Written by Louise Ryland-Epton
In 1851 Henry Silvester, a basket maker by trade was living in Foxham. He was seventy, still working but as an owner of a number of properties, a man of some means. He was married to Maria. The couple had married late when Henry was about forty-three and Maria (then a Vines) in her fifties. Maria’s age is somewhat ambiguous. According to the census she was either five years or eleven years older than her husband. Her age, at her death in 1851, was different again but her likely baptism record shows she was born in 1770 and it is probable, therefore, she was fifty-four when she married. Unsurprisingly they had no children.
Their marriage may have been motivated for economic reasons rather than romantic sentiment (these were different times). It seems that Maria was able to sign her name whilst Henry was not. Possibly Maria, with some education, could support her husband’s business interests. As Maria’s own family were reasonably well off and the scant evidence suggests Henry’s origins were more humble, it is conceivable Maria may have originally owned the property which Henry later bequeathed at his death. On marriage a single woman with property would automatically surrender it to her husband. Reason enough perhaps for a woman not to marry or at least take her time in choosing a spouse. This may account for the reason Henry left his entire estate to his wife in her life- time, although Henry’s will also suggests an affection for his wife.

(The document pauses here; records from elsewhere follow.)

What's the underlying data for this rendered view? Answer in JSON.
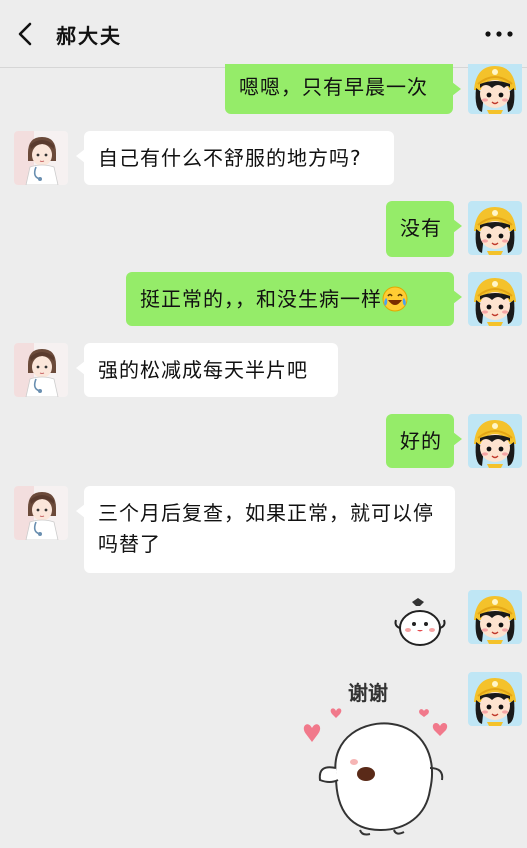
{
  "header": {
    "title": "郝大夫",
    "back_icon": "chevron-left-icon",
    "more_icon": "more-horizontal-icon"
  },
  "messages": [
    {
      "side": "right",
      "type": "text",
      "text": "嗯嗯，只有早晨一次"
    },
    {
      "side": "left",
      "type": "text",
      "text": "自己有什么不舒服的地方吗?"
    },
    {
      "side": "right",
      "type": "text",
      "text": "没有"
    },
    {
      "side": "right",
      "type": "text",
      "text": "挺正常的，，和没生病一样",
      "emoji": "laughing-tears-emoji"
    },
    {
      "side": "left",
      "type": "text",
      "text": "强的松减成每天半片吧"
    },
    {
      "side": "right",
      "type": "text",
      "text": "好的"
    },
    {
      "side": "left",
      "type": "text",
      "text": "三个月后复查，如果正常，就可以停吗替了"
    },
    {
      "side": "right",
      "type": "sticker",
      "sticker": "cute-blob-sticker"
    },
    {
      "side": "right",
      "type": "sticker",
      "sticker": "thank-you-blob-sticker",
      "text": "谢谢"
    }
  ],
  "colors": {
    "background": "#ededed",
    "sent_bubble": "#95ec69",
    "received_bubble": "#ffffff"
  }
}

Maria is likely to have been inclined towards religious non-conformity. Neither Silvester will contained supplications to god and but Maria left money to both the Moravians in Tytherton and Wesleyans in Christian Malford, although these were small compared to the rest of her estate. Henry’s will reveals nothing about his feelings.
On his death, Henry owned four properties which included one in Foxham occupied by his great niece, Harriet Reeves. After Maria’s death his will directed that Harriet should be given the property she lived in. Another cottage in Foxham was inhabited (and I assume rented) by an agricultural labourer and his family. This was to go to Henry’s great nephew at Maria’s demise.
In her own will Maria also left bequests to her family, including £40 to her sister and £130 to a Jane Hughes, probably her unmarried niece. The bequest to Jane is interesting as Maria directed her to ‘pay and apply the same according to her discretion for the equal benefit and advantage of the children of the late Joseph Hughes of Warminster.’ The most likely ‘Joseph Hughes’ was buried in April in 1851 aged just 44 with a young family. Given an implied familial link, a near relative. Maria also left substantial bequests to William Reeves (husband of Henry’s niece Harriet) and a William Matthews. These were working men, a sawyer and agricultural labourer, and the gifts would have been a huge boon to these men’s families. As near neighbours to the Silvester’s I wonder if Matthews and his wife, to whom Maria left a silver cup, may have supported them in old age. Maria was probably eighty-one when she died.
Maria’s will was made five days after Henry’s death in 1851 only a short time before her own demise. They were buried exactly two weeks apart at Foxham in October 1851. The cause of death is unrecorded. A tender picture could be painted of a devoted couple. Perhaps Henry’s widow was unable to cope without him. However, the reality may have been very different.
Notes: The wills of Maria & Henry are on Ancestry (Ref: WSA, P1/1851/66 and P1/1851/63).